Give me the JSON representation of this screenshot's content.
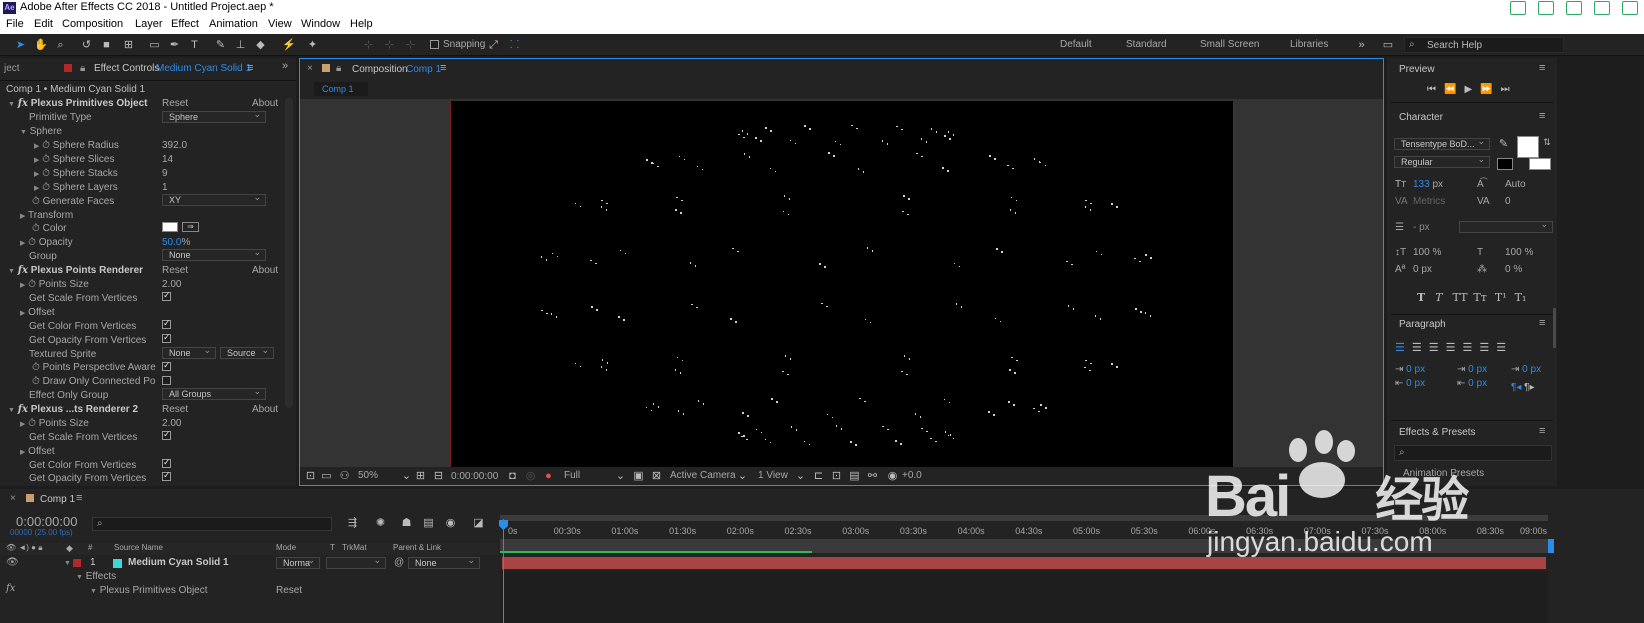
{
  "app": {
    "title": "Adobe After Effects CC 2018 - Untitled Project.aep *",
    "logo": "Ae"
  },
  "menu": [
    "File",
    "Edit",
    "Composition",
    "Layer",
    "Effect",
    "Animation",
    "View",
    "Window",
    "Help"
  ],
  "toolbar": {
    "snapping": "Snapping",
    "workspaces": [
      "Default",
      "Standard",
      "Small Screen",
      "Libraries"
    ],
    "search_placeholder": "Search Help"
  },
  "effect_controls": {
    "tab_prefix": "ject",
    "tab_label": "Effect Controls",
    "tab_layer": "Medium Cyan Solid 1",
    "breadcrumb": "Comp 1 • Medium Cyan Solid 1",
    "rows": [
      {
        "label": "Plexus Primitives Object",
        "reset": "Reset",
        "about": "About"
      },
      {
        "label": "Primitive Type",
        "value": "Sphere"
      },
      {
        "label": "Sphere"
      },
      {
        "label": "Sphere Radius",
        "value": "392.0"
      },
      {
        "label": "Sphere Slices",
        "value": "14"
      },
      {
        "label": "Sphere Stacks",
        "value": "9"
      },
      {
        "label": "Sphere Layers",
        "value": "1"
      },
      {
        "label": "Generate Faces",
        "value": "XY"
      },
      {
        "label": "Transform"
      },
      {
        "label": "Color"
      },
      {
        "label": "Opacity",
        "value": "50.0",
        "unit": "%"
      },
      {
        "label": "Group",
        "value": "None"
      },
      {
        "label": "Plexus Points Renderer",
        "reset": "Reset",
        "about": "About"
      },
      {
        "label": "Points Size",
        "value": "2.00"
      },
      {
        "label": "Get Scale From Vertices"
      },
      {
        "label": "Offset"
      },
      {
        "label": "Get Color From Vertices"
      },
      {
        "label": "Get Opacity From Vertices"
      },
      {
        "label": "Textured Sprite",
        "value": "None",
        "value2": "Source"
      },
      {
        "label": "Points Perspective Aware"
      },
      {
        "label": "Draw Only Connected Po"
      },
      {
        "label": "Effect Only Group",
        "value": "All Groups"
      },
      {
        "label": "Plexus ...ts Renderer 2",
        "reset": "Reset",
        "about": "About"
      },
      {
        "label": "Points Size",
        "value": "2.00"
      },
      {
        "label": "Get Scale From Vertices"
      },
      {
        "label": "Offset"
      },
      {
        "label": "Get Color From Vertices"
      },
      {
        "label": "Get Opacity From Vertices"
      }
    ]
  },
  "composition": {
    "tab_label": "Composition",
    "tab_comp": "Comp 1",
    "subtab": "Comp 1",
    "footer": {
      "zoom": "50%",
      "timecode": "0:00:00:00",
      "resolution": "Full",
      "camera": "Active Camera",
      "views": "1 View",
      "exposure": "+0.0"
    }
  },
  "right_panel": {
    "preview": "Preview",
    "character": "Character",
    "font": "Tensentype BoD...",
    "style": "Regular",
    "size": "133",
    "size_unit": "px",
    "leading": "Auto",
    "kerning": "Metrics",
    "tracking": "0",
    "stroke": "- px",
    "vscale": "100 %",
    "hscale": "100 %",
    "baseline": "0 px",
    "tsume": "0 %",
    "type_styles": [
      "T",
      "T",
      "TT",
      "Tт",
      "T¹",
      "T₁"
    ],
    "paragraph": "Paragraph",
    "indent_vals": [
      "0 px",
      "0 px",
      "0 px",
      "0 px",
      "0 px"
    ],
    "effects_presets": "Effects & Presets",
    "effects_item": "Animation Presets"
  },
  "timeline": {
    "tab": "Comp 1",
    "timecode": "0:00:00:00",
    "fps": "00000 (25.00 fps)",
    "cols": [
      "#",
      "Source Name",
      "Mode",
      "T",
      "TrkMat",
      "Parent & Link"
    ],
    "layer": {
      "num": "1",
      "name": "Medium Cyan Solid 1",
      "mode": "Norma",
      "parent": "None"
    },
    "effects": "Effects",
    "effect_item": "Plexus Primitives Object",
    "reset": "Reset",
    "ruler": [
      "0s",
      "00:30s",
      "01:00s",
      "01:30s",
      "02:00s",
      "02:30s",
      "03:00s",
      "03:30s",
      "04:00s",
      "04:30s",
      "05:00s",
      "05:30s",
      "06:00s",
      "06:30s",
      "07:00s",
      "07:30s",
      "08:00s",
      "08:30s",
      "09:00s"
    ]
  },
  "watermark": {
    "brand": "Bai",
    "brand2": "经验",
    "url": "jingyan.baidu.com"
  },
  "colors": {
    "accent": "#2d8ceb",
    "layer_bar": "#b24848",
    "work_area": "#2ebd55"
  }
}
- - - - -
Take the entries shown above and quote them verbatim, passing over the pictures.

Give me the JSON representation of this screenshot's content.
{
  "app": {
    "title": "Adobe After Effects CC 2018 - Untitled Project.aep *",
    "logo": "Ae"
  },
  "menu": [
    "File",
    "Edit",
    "Composition",
    "Layer",
    "Effect",
    "Animation",
    "View",
    "Window",
    "Help"
  ],
  "toolbar": {
    "snapping": "Snapping",
    "workspaces": [
      "Default",
      "Standard",
      "Small Screen",
      "Libraries"
    ],
    "search_placeholder": "Search Help"
  },
  "effect_controls": {
    "tab_prefix": "ject",
    "tab_label": "Effect Controls",
    "tab_layer": "Medium Cyan Solid 1",
    "breadcrumb": "Comp 1 • Medium Cyan Solid 1",
    "rows": [
      {
        "label": "Plexus Primitives Object",
        "reset": "Reset",
        "about": "About"
      },
      {
        "label": "Primitive Type",
        "value": "Sphere"
      },
      {
        "label": "Sphere"
      },
      {
        "label": "Sphere Radius",
        "value": "392.0"
      },
      {
        "label": "Sphere Slices",
        "value": "14"
      },
      {
        "label": "Sphere Stacks",
        "value": "9"
      },
      {
        "label": "Sphere Layers",
        "value": "1"
      },
      {
        "label": "Generate Faces",
        "value": "XY"
      },
      {
        "label": "Transform"
      },
      {
        "label": "Color"
      },
      {
        "label": "Opacity",
        "value": "50.0",
        "unit": "%"
      },
      {
        "label": "Group",
        "value": "None"
      },
      {
        "label": "Plexus Points Renderer",
        "reset": "Reset",
        "about": "About"
      },
      {
        "label": "Points Size",
        "value": "2.00"
      },
      {
        "label": "Get Scale From Vertices"
      },
      {
        "label": "Offset"
      },
      {
        "label": "Get Color From Vertices"
      },
      {
        "label": "Get Opacity From Vertices"
      },
      {
        "label": "Textured Sprite",
        "value": "None",
        "value2": "Source"
      },
      {
        "label": "Points Perspective Aware"
      },
      {
        "label": "Draw Only Connected Po"
      },
      {
        "label": "Effect Only Group",
        "value": "All Groups"
      },
      {
        "label": "Plexus ...ts Renderer 2",
        "reset": "Reset",
        "about": "About"
      },
      {
        "label": "Points Size",
        "value": "2.00"
      },
      {
        "label": "Get Scale From Vertices"
      },
      {
        "label": "Offset"
      },
      {
        "label": "Get Color From Vertices"
      },
      {
        "label": "Get Opacity From Vertices"
      }
    ]
  },
  "composition": {
    "tab_label": "Composition",
    "tab_comp": "Comp 1",
    "subtab": "Comp 1",
    "footer": {
      "zoom": "50%",
      "timecode": "0:00:00:00",
      "resolution": "Full",
      "camera": "Active Camera",
      "views": "1 View",
      "exposure": "+0.0"
    }
  },
  "right_panel": {
    "preview": "Preview",
    "character": "Character",
    "font": "Tensentype BoD...",
    "style": "Regular",
    "size": "133",
    "size_unit": "px",
    "leading": "Auto",
    "kerning": "Metrics",
    "tracking": "0",
    "stroke": "- px",
    "vscale": "100 %",
    "hscale": "100 %",
    "baseline": "0 px",
    "tsume": "0 %",
    "type_styles": [
      "T",
      "T",
      "TT",
      "Tт",
      "T¹",
      "T₁"
    ],
    "paragraph": "Paragraph",
    "indent_vals": [
      "0 px",
      "0 px",
      "0 px",
      "0 px",
      "0 px"
    ],
    "effects_presets": "Effects & Presets",
    "effects_item": "Animation Presets"
  },
  "timeline": {
    "tab": "Comp 1",
    "timecode": "0:00:00:00",
    "fps": "00000 (25.00 fps)",
    "cols": [
      "#",
      "Source Name",
      "Mode",
      "T",
      "TrkMat",
      "Parent & Link"
    ],
    "layer": {
      "num": "1",
      "name": "Medium Cyan Solid 1",
      "mode": "Norma",
      "parent": "None"
    },
    "effects": "Effects",
    "effect_item": "Plexus Primitives Object",
    "reset": "Reset",
    "ruler": [
      "0s",
      "00:30s",
      "01:00s",
      "01:30s",
      "02:00s",
      "02:30s",
      "03:00s",
      "03:30s",
      "04:00s",
      "04:30s",
      "05:00s",
      "05:30s",
      "06:00s",
      "06:30s",
      "07:00s",
      "07:30s",
      "08:00s",
      "08:30s",
      "09:00s"
    ]
  },
  "watermark": {
    "brand": "Bai",
    "brand2": "经验",
    "url": "jingyan.baidu.com"
  },
  "colors": {
    "accent": "#2d8ceb",
    "layer_bar": "#b24848",
    "work_area": "#2ebd55"
  }
}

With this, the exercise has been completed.